Ontario Patients for Psychotherapy
Protect public funding for quality mental health care
The Ontario Government threatens to privatize a crucial mental health service
What service will be privatized?
The Ontario Ministry of Health proposes funding cuts to OHIP-insured psychotherapy without patient consultation.
Once our treatment is cut, it’s not coming back.
It’s happened in other countries like Australia and the U.K. and denied life-saving support for people who suffer from chronic and acute mental and emotional distress.
What are the changes to psychotherapy coverage?
The Ontario Ministry of Health proposes to cap OHIP-funding for lifesaving psychotherapy to a unilateral, arbitrary maximum of 24 hours per year no matter the person’s treatment plan or need. Changes will take effect within a few months after the negotiations end. The arbitrary limit will interrupt active treatment plans without the clinician’s or patient’s approval, and will leave people with serious mental health conditions without sufficient care to recover. We are concerned that MOH may eventually remove physician coverage altogether and shunt patients into short-term interventions.
Isn't the government increasing mental health funding?

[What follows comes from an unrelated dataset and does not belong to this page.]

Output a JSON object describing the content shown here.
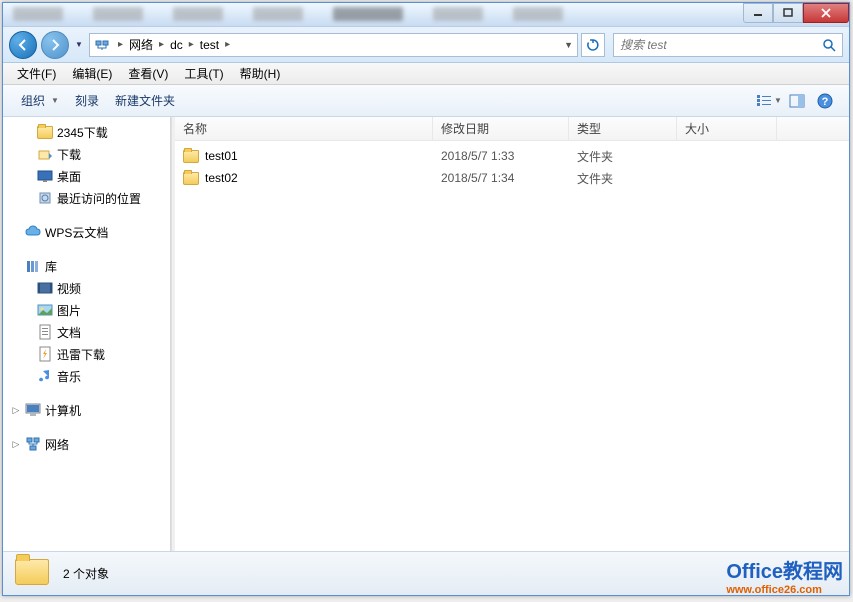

Public funding for specialized care is threatened because the Ministry of Health is shifting mental health funding to short-term treatment plans. The cuts will harm Ontarians who frequently have failed routine interventions for persistent, complex trauma or for co-morbid or medically unexplained conditions.
When is the contract deadline?
Negotiations with doctors have been paused due to COVID but will resume at some point. They have already postponed the deadline three times (September 30, 2019, Feb. 2020 and May 15, 2020).
Shouldn’t the experts decide limits?
Experts already decide the limits based on established guidelines and clinical judgment for each patient's needs. Now Ministry of Health managers want to impose a one-size-fits-all session cap despite the clinician's treatment plan. Psychotherapy patients are afterthoughts in a professional dispute with the government over psychotherapeutic modalities and service delivery.
Peer-reviewed evidence over decades demonstrates that intensive psychotherapy delivered by accredited clinicians works. Many people with acute and prolonged mental distress have found piecemeal, short-term treatments do not promote lasting recovery. The treatment is reserved for complex conditions and is very difficult and time consuming, so most psychotherapy patients do not need or use intensive treatment.
The proposal to cut funding was made without consulting affected patients because government advisors unilaterally decided the maximum hours of treatment. The OMA/MOH negotiations ban input from the affected patients, which contradicts the MOH “Declaration of Patients Values.” The message is that the voice and needs of existing and future patients of psychotherapy do not matter.
But isn't psychotherapy
You would think differently if you or a loved one (like your child, your spouse, your parent or friend) suffered from a life-threatening eating disorder, a dangerous drug addiction, serial suicide and self-harm attempts, or debilitating depression that did not respond to usual treatment.
For many the consequences include chronic hospitalizations or emergency room visits, the inability to work or to be a reliable parent or spouse due to crippling mental distress. The cost to the tax-payer of not consistently treating this at-risk population is considerable.
Intensive therapy is an essential tool for treating serious mental illness and disability. Most people do not have the resources to buy the care they need, which is why OHIP covers intensive and ongoing psychotherapy.
Who will this affect?
Adults, children, the elderly. People with combined conditions like heart disease, diabetes, cancer, and chronic disabilities. Children and teenagers experiencing psychosis, severe anxiety, depression, eating disorders, addictions or suicidal thoughts and attempts. Women recovering from violent domestic abuse, post-partum depression or psychosis. Adult survivors of childhood sexual and physical abuse, of wars and near-fatal accidents. These are your relatives, your neighbours, your co-workers, your friends.
I might lose my psychotherapy coverage?
Yes the government is threatening to privatize your care beyond the annual limit. To get the care you need, you will have to pay out of pocket for all or some of the hourly fee, currently up to $170.